All recognize you for a truly wise man, who has trodden under foot the great enemy with true wisdom; and this is most worthy of your name and of your priesthood. It was fitting that your special philosophy should shine forth by such a proof, and that you should crown all your distinguished learning by such a completion.  
That is the true and unquestionable wisdom which contemns filthy lucre and judges it a thing unworthy [that philosophy should] dwell under the same roof as the service of idols. 
That the Magister Gilbert should become a bishop was not a great thing; but that a Bishop of London should embrace a life of poverty, that is, indeed, grand. For the greatness of the dignity could not add glory to your name ; but the humility of poverty has highly exalted it.  
To bear poverty with an equal mind, that is the virtue of patience ; to seek it of one s own accord is the height of wisdom.  
He is praised and regarded as admirable who does not go out his way after money ; and shall he who renounces it have no higher praise ? Unless that clear reason sees nothing to be wondered at in the fact that a wise man acts wisely; and he is wise who having acquired all the science of the learned of this world, and having great enjoyment in acquiring them, has studied all the Scriptures so as to make their meaning new again.  
What then ? You have dispersed, you have given to the poor, but money. But what is money to that righteousness which you have gained for it ? His righteousness, it is said, endureth for ever (Ps. cxii. 9). Is it so with money ? Then it is a desirable and honourable exchange to give that which passes away for that which endures.  
May it be granted to you always so to purchase, O, admirable and praiseworthy Magister ! It remains that your noble beginning should attain an ending worthy of it ; and the tail of the victim be joined to the head. 
I have gladly received your benediction, which the perfectness of your virtue renders the more precious to me."
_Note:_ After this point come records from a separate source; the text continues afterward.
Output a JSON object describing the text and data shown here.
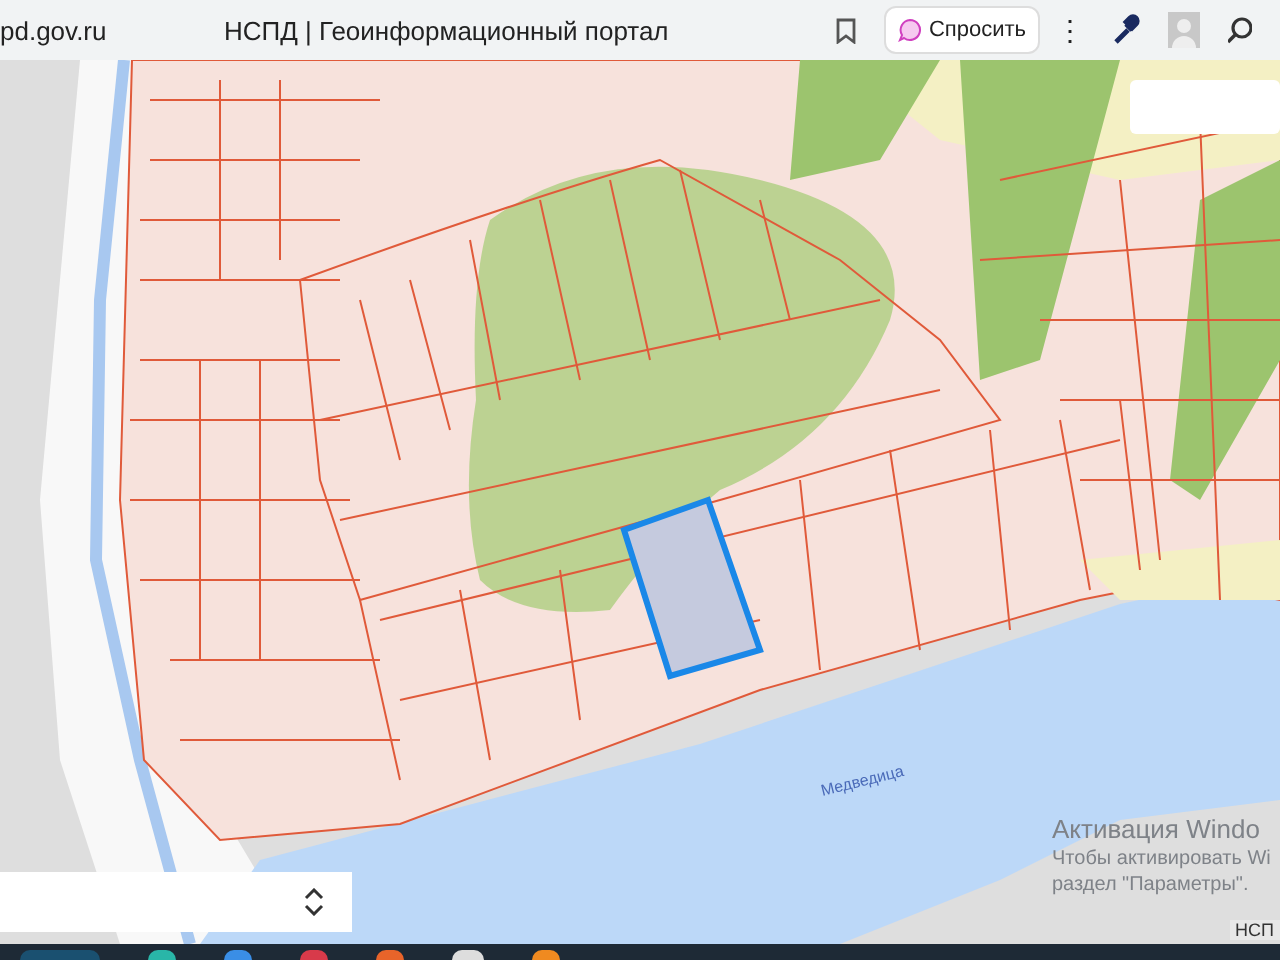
{
  "browser": {
    "url": "pd.gov.ru",
    "tab_title": "НСПД | Геоинформационный портал",
    "ask_button": "Спросить",
    "menu_glyph": "⋮"
  },
  "map": {
    "river_label": "Медведица",
    "attribution": "НСП"
  },
  "activation": {
    "title": "Активация Windo",
    "line1": "Чтобы активировать Wi",
    "line2": "раздел \"Параметры\"."
  }
}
After the death of Gilbert in 1134  there was a seven years` vacancy at London. 

It has been argued that the chapter at St Paul‟s was  unable to agree on a successor to Gilbert due to an ideological split between an ascetic reform  faction which had formed around Gilbert and a reactionary old guard, led by the family of the  former bishop Richard Belmeis

Gilbert  brought with him to the See his nephew Arcoid who became a canon of St Paul`s

Arcoid subsequently published a biography/hagiography of St Erkenwald, whose shrine was in St Paul`s, the Miracula sancti Erkenwaldi 

In it he says:
"After him Gilbert,  who was named the Universal, was summoned from St Auxerre in  France to ascend the episcopal throne. This was a happy event, for he  indeed was filled with both learning and wisdom, and was possessed  also of natural authority and the spirit of frugal moderation... But it is  not within the scope of this work to describe the gifts, the great gifts,  he bestowed upon the church after undertaking the burden of the see or to describe the purity of his life.."

For more about Gilbert Universalis and his life and works see Gilbert the Universal (2005). Glossa ordinaria in Lamentationes Ieremie prophete. Prothemata et Liber I: A Critical Edition with an Introduction and a Translation. Studia Latina Stockholmiensia 52. Alexander Andrée (ed.). Stockholm: Acta Universitatis Stockholmiensis. ISBN 91-7155-069-0.